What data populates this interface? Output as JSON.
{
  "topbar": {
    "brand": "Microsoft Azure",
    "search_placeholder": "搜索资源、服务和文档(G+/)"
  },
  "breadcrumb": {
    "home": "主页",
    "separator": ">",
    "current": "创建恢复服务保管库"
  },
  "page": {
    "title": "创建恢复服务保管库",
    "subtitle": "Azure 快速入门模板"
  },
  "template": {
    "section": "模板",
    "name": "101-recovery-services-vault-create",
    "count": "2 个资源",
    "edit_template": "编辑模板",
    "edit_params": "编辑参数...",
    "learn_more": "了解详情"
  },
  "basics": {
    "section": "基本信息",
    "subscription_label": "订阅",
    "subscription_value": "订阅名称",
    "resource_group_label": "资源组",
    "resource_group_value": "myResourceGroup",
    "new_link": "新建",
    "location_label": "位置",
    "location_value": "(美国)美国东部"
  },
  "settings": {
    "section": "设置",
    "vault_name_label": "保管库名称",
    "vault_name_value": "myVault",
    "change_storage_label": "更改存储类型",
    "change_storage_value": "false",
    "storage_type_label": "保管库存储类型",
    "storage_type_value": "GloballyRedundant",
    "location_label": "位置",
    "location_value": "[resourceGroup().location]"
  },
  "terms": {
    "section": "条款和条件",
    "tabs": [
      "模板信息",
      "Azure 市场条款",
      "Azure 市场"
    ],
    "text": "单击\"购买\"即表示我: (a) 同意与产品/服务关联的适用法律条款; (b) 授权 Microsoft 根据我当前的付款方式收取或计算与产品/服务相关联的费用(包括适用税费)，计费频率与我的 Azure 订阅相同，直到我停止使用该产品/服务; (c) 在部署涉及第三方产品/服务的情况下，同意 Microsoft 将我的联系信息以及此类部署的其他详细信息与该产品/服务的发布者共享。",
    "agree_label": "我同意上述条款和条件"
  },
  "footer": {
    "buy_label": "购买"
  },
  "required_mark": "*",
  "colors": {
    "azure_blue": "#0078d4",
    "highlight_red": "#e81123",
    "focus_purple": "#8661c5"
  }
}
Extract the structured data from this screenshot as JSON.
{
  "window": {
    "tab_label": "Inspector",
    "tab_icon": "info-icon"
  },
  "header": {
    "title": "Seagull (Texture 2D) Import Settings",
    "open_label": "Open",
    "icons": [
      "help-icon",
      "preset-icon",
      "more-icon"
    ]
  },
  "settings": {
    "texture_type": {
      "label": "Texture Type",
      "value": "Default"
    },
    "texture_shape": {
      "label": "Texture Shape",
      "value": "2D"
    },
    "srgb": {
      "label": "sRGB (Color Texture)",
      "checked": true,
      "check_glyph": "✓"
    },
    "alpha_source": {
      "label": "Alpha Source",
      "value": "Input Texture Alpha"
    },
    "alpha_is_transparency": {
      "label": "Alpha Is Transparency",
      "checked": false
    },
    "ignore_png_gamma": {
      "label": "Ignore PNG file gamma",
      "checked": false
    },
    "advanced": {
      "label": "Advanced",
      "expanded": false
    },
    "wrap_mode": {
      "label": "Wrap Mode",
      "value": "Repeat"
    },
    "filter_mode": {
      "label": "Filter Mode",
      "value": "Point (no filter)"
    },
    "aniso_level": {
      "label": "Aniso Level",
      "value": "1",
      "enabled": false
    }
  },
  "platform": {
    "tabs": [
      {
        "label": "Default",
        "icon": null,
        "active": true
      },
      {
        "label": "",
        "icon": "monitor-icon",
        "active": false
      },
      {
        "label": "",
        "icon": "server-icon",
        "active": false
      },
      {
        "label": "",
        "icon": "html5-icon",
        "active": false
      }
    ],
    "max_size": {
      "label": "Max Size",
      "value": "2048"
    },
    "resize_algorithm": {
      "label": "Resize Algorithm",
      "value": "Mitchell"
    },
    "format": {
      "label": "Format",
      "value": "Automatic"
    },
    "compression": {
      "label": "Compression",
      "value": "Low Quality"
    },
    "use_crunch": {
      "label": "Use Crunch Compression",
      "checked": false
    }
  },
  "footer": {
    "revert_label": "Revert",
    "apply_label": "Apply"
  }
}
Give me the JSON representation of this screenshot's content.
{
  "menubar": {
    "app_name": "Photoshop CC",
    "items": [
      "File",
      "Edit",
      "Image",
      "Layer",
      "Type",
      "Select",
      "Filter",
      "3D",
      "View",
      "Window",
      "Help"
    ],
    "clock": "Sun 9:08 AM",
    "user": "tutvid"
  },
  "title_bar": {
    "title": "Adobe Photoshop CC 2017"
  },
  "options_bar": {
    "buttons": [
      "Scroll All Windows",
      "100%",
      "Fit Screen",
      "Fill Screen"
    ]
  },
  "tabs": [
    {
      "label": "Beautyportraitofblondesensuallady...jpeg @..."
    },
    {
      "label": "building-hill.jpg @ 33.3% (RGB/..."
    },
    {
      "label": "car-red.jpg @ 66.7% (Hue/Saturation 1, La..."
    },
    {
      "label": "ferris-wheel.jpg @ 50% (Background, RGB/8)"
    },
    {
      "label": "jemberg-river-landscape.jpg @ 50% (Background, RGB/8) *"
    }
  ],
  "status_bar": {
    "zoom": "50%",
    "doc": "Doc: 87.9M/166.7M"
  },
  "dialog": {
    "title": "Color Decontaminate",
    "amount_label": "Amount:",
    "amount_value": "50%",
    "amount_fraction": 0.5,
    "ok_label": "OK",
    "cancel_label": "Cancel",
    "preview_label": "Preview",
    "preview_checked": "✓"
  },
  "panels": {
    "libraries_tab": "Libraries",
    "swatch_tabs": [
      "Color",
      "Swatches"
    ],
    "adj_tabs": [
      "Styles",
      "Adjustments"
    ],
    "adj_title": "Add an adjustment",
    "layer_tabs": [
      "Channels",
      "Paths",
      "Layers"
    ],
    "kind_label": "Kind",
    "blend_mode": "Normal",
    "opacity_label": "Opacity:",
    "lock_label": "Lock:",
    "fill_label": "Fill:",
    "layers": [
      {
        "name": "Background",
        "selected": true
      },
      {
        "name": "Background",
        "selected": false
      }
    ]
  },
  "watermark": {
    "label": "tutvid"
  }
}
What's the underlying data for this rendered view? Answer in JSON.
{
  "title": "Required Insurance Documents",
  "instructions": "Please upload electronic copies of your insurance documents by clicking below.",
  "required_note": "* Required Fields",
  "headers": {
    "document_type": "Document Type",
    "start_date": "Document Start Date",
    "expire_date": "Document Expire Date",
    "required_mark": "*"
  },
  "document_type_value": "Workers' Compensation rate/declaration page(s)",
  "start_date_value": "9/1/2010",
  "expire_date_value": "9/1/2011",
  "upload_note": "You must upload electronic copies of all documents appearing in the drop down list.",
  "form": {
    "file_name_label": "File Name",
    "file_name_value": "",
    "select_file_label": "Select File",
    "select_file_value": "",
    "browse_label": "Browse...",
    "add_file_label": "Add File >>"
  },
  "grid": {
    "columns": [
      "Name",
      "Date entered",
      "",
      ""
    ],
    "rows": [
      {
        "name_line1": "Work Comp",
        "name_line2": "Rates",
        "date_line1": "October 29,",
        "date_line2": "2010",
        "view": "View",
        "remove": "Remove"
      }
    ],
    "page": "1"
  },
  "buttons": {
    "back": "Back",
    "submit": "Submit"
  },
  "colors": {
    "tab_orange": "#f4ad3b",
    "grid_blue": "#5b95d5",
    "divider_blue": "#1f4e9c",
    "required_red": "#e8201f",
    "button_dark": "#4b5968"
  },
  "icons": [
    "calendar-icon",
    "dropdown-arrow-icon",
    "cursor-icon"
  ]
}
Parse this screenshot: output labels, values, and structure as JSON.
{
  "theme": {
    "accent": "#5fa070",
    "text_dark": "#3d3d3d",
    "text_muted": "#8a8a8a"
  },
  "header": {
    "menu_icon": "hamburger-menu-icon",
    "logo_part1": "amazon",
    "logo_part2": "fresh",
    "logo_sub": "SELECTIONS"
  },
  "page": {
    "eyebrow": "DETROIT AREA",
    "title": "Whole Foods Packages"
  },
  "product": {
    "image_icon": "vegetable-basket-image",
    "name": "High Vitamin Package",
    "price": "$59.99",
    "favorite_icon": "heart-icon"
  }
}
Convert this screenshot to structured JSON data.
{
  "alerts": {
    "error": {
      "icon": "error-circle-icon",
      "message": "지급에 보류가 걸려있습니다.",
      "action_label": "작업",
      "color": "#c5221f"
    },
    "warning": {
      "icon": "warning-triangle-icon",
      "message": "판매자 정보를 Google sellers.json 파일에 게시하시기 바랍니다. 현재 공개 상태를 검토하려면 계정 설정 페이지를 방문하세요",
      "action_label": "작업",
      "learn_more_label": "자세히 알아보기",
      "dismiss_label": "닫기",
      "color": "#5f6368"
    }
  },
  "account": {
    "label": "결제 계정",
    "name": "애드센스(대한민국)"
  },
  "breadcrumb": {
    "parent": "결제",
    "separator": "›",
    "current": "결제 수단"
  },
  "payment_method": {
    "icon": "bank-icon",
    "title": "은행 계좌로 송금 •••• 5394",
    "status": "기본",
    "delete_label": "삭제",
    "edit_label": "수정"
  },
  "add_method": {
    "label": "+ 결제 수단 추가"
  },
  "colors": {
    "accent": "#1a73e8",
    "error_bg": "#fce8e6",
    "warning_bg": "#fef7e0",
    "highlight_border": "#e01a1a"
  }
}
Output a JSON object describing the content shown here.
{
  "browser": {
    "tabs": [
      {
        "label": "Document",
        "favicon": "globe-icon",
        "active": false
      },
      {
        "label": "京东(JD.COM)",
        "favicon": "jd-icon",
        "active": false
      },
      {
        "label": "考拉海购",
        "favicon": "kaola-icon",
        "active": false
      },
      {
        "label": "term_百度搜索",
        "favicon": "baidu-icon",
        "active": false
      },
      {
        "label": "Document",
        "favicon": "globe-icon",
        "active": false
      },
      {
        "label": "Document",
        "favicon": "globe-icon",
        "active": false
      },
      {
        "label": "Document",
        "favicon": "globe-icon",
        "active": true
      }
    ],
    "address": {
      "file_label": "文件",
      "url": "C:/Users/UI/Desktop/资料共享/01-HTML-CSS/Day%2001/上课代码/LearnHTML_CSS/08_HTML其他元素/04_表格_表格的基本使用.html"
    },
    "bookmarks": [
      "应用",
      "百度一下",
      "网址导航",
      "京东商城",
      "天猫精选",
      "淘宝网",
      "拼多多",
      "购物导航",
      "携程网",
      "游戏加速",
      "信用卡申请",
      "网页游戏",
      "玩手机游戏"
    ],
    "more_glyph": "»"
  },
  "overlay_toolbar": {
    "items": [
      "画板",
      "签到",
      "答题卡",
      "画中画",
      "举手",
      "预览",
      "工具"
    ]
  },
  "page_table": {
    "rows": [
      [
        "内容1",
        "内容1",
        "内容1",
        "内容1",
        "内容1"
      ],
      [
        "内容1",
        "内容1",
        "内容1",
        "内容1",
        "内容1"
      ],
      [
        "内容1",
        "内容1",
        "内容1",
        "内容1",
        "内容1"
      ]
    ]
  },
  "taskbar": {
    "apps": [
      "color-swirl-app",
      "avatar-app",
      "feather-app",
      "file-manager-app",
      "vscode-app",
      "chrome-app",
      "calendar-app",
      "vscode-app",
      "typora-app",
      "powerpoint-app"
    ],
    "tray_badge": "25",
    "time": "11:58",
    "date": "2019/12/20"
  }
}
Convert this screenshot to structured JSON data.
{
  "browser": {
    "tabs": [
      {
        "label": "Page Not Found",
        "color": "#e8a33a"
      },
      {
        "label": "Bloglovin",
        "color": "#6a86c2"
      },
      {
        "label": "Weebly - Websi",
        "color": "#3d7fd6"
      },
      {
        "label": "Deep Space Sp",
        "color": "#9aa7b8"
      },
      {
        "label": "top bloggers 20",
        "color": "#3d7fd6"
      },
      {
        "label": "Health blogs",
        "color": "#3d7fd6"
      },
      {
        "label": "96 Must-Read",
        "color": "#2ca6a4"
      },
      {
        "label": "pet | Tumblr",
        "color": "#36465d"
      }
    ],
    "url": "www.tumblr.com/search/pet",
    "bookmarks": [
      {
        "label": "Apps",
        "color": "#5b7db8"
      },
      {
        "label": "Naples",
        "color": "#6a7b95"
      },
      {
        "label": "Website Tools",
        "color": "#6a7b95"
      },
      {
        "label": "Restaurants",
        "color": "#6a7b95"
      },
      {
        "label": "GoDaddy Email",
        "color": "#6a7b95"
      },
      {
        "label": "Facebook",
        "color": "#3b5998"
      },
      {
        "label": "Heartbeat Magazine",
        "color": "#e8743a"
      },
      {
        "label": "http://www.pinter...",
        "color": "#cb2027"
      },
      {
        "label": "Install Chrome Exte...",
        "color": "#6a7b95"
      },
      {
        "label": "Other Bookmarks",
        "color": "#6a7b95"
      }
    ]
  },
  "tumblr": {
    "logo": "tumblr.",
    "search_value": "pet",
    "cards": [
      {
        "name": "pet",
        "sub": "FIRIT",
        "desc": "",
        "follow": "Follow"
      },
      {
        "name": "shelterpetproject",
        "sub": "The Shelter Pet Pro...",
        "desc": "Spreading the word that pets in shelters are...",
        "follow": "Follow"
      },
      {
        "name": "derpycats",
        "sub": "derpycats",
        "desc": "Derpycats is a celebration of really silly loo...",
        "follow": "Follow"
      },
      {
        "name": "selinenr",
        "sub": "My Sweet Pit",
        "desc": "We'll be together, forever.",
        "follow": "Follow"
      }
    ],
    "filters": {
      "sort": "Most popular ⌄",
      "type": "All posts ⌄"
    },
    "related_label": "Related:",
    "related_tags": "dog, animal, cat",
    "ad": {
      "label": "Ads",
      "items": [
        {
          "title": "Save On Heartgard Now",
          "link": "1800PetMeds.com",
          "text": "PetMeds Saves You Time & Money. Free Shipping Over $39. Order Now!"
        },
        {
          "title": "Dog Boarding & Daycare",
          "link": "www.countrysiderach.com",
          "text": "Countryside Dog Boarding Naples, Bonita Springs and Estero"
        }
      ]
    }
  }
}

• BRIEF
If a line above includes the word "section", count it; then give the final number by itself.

• EXERCISE SOLUTION
4